Trump was forced to kneel verbally while sitting behind the desk in the Oval Office.  He had been told in no uncertain terms that he had stepped far outside the norms of decency and good taste.  Even in the eyes of the modern Republican Party!  

Steven Colbert told his late night CBS audience that Trump’s supporters in North Carolina, and around the nation, never saw the truck coming but sure felt the tire marks on their faces.

Both NBC and CBS evening news broadcasts made specific note that Trump was not telling the truth when he stated he tried to stop the offending outbursts from the audience. Trump, however, paused during the chant so that the momentum could reach its crescendo.  In each newscast it was noted that Trump waited until the crowd was done chanting, before speaking.  Almost 15 seconds of racial crud spewed from the all white crowd. Colbert even showed, with a stop watch, to further showcase Trump’s lie.

As I read the news reports Thursday afternoon of Trump’s laughable excuse for the national embarrassment, and racist chants from his base, I thought about dangerous demagogues.  What does happen when someone like Trump loses control of the angry crowd?  Are we to see pitchforks hoisted and torch wielding villagers ranting down the streets?  

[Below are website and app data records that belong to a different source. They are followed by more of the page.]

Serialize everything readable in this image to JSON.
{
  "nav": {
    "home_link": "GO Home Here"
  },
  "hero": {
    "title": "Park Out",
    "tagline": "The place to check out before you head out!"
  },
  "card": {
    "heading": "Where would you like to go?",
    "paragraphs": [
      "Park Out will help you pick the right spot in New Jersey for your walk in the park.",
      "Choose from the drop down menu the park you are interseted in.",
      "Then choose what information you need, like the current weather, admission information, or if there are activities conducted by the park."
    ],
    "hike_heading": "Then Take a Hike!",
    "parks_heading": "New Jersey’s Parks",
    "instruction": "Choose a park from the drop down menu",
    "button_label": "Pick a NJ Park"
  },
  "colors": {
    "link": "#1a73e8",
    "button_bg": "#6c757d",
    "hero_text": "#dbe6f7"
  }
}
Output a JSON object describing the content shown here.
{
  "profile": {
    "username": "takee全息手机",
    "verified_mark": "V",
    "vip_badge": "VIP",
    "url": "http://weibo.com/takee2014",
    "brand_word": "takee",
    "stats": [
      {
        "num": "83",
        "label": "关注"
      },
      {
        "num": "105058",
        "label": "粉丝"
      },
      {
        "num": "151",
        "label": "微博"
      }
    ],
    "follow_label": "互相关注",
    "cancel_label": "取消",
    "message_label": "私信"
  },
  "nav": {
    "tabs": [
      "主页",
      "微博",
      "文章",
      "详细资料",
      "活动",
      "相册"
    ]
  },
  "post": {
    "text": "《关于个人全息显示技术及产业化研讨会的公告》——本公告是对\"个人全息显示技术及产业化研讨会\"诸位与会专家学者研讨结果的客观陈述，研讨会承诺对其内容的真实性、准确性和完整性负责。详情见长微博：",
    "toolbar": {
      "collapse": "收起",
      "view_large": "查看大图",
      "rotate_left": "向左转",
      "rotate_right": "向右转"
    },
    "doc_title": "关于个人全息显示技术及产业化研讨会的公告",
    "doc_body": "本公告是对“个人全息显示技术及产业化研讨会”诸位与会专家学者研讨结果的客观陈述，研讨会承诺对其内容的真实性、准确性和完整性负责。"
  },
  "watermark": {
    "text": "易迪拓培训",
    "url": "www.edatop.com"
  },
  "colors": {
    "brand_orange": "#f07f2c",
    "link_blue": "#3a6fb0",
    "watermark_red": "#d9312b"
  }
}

There is no way not to be ashamed at what America has become.  The base of Trump supporters have demonstrated, time and again, who they are and what they wish to be identified with in our nation   I have continually stated as a matter of fact that ignorance from Trump supporters along with pure cowardice and lack of moral leadership from Republicans and conservatives is not only appalling,  but indeed dangerous.  

North Carolina is proof of that fact.

What those rubes in the arena did not know, and what Trump did not know when he started this mess on Sunday, is something that I learned in my small rural school.  Mr Winn and Mrs. Glad taught me lessons for a lifetime in that Plainfield school.

Disagreeing with certain government policies is not anti-American. In fact, it is the epitome of the freedom this country was founded on. To try and shame someone for speaking out and asking them to self-deport is certainly anti-American.

And so it goes.